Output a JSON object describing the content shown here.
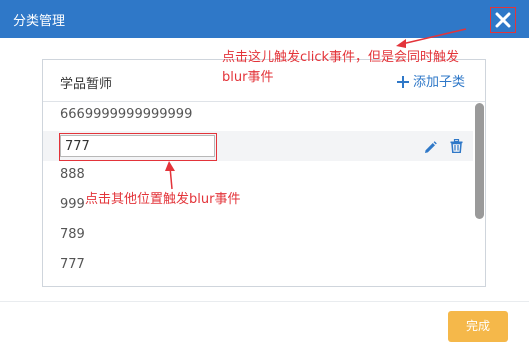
{
  "dialog": {
    "title": "分类管理",
    "close_icon": "close-x-icon"
  },
  "panel": {
    "title": "学品暂师",
    "add_label": "添加子类",
    "add_icon": "plus-icon",
    "items": [
      {
        "label": "6669999999999999"
      },
      {
        "label": "777",
        "editing": true
      },
      {
        "label": "888"
      },
      {
        "label": "999"
      },
      {
        "label": "789"
      },
      {
        "label": "777"
      }
    ],
    "row_actions": {
      "edit_icon": "pencil-icon",
      "delete_icon": "trash-icon"
    }
  },
  "annotations": {
    "top_note_line1": "点击这儿触发click事件，但是会同时触发",
    "top_note_line2": "blur事件",
    "bottom_note": "点击其他位置触发blur事件",
    "color": "#e3343a"
  },
  "footer": {
    "done_label": "完成"
  },
  "colors": {
    "titlebar": "#2f78c8",
    "accent": "#2f78c8",
    "done_button": "#f5b84a"
  }
}
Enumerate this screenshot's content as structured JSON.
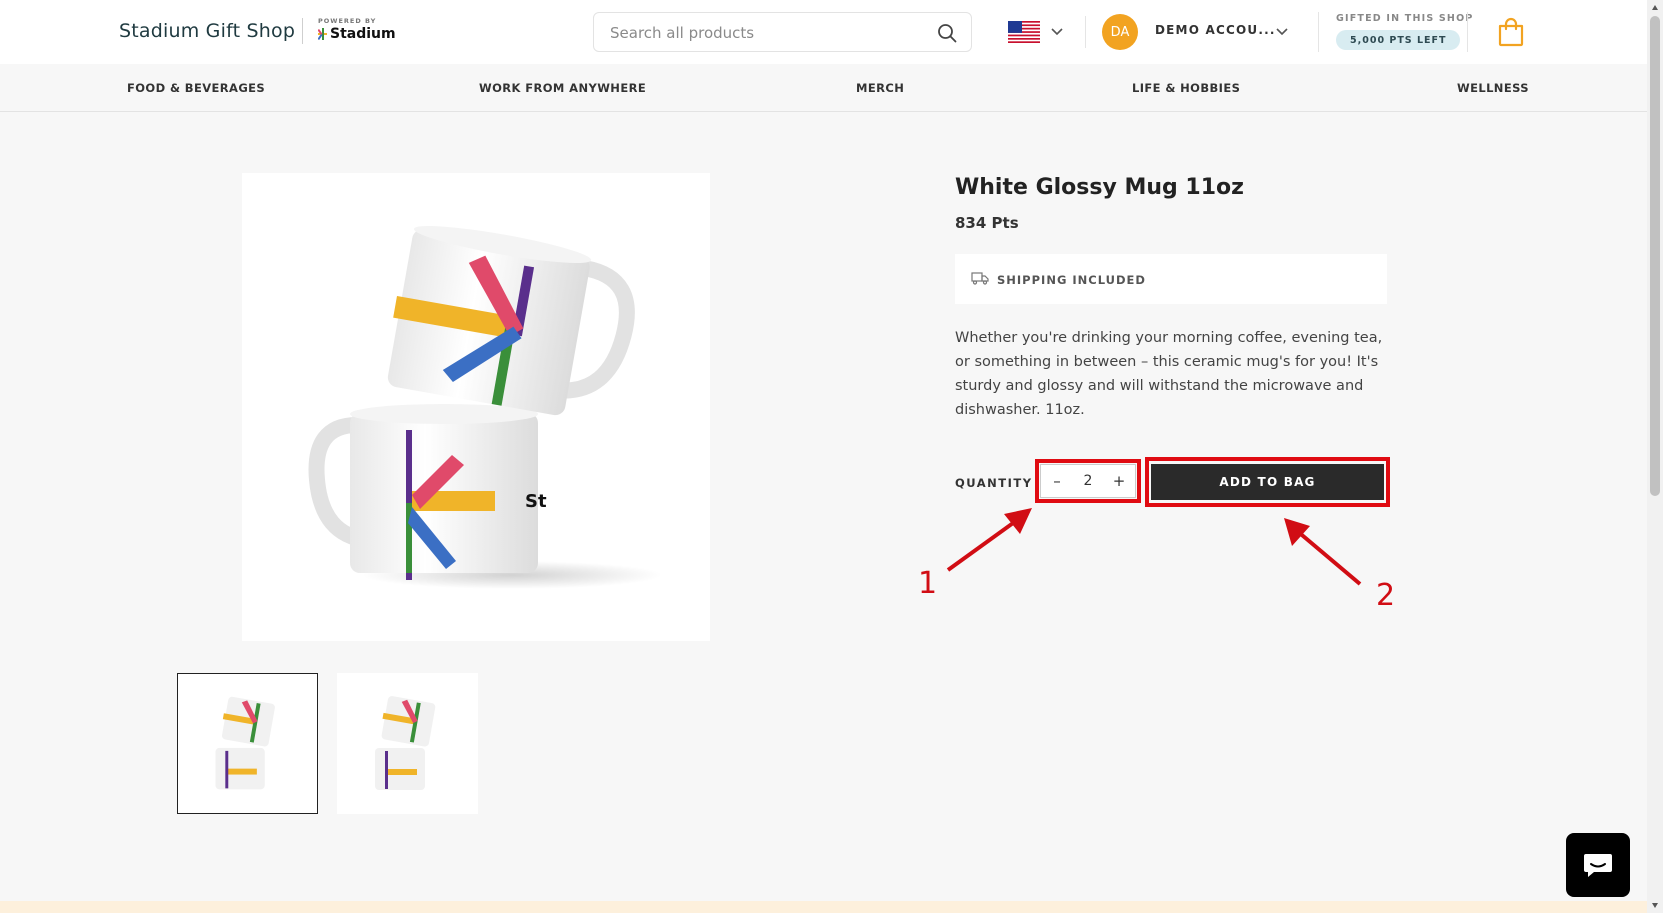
{
  "header": {
    "shop_name": "Stadium Gift Shop",
    "powered_by": "POWERED BY",
    "brand": "Stadium",
    "search_placeholder": "Search all products",
    "account_initials": "DA",
    "account_name": "DEMO ACCOU...",
    "gifted_label": "GIFTED IN THIS SHOP",
    "points_left": "5,000 PTS LEFT",
    "accent_color": "#f2a321"
  },
  "nav": {
    "items": [
      {
        "label": "FOOD & BEVERAGES"
      },
      {
        "label": "WORK FROM ANYWHERE"
      },
      {
        "label": "MERCH"
      },
      {
        "label": "LIFE & HOBBIES"
      },
      {
        "label": "WELLNESS"
      }
    ]
  },
  "product": {
    "title": "White Glossy Mug 11oz",
    "price": "834 Pts",
    "shipping": "SHIPPING INCLUDED",
    "description": "Whether you're drinking your morning coffee, evening tea, or something in between – this ceramic mug's for you! It's sturdy and glossy and will withstand the microwave and dishwasher. 11oz.",
    "quantity_label": "QUANTITY",
    "quantity_value": "2",
    "minus": "–",
    "plus": "+",
    "add_to_bag": "ADD TO BAG"
  },
  "annotations": {
    "one": "1",
    "two": "2",
    "color": "#e00b12"
  },
  "icons": {
    "search": "search-icon",
    "flag": "us-flag-icon",
    "bag": "shopping-bag-icon",
    "truck": "truck-icon",
    "chat": "chat-icon"
  }
}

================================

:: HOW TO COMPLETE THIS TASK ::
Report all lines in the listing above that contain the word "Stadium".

:: ANSWER FOR THE TASK ::
    "shop_name": "Stadium Gift Shop",
    "brand": "Stadium",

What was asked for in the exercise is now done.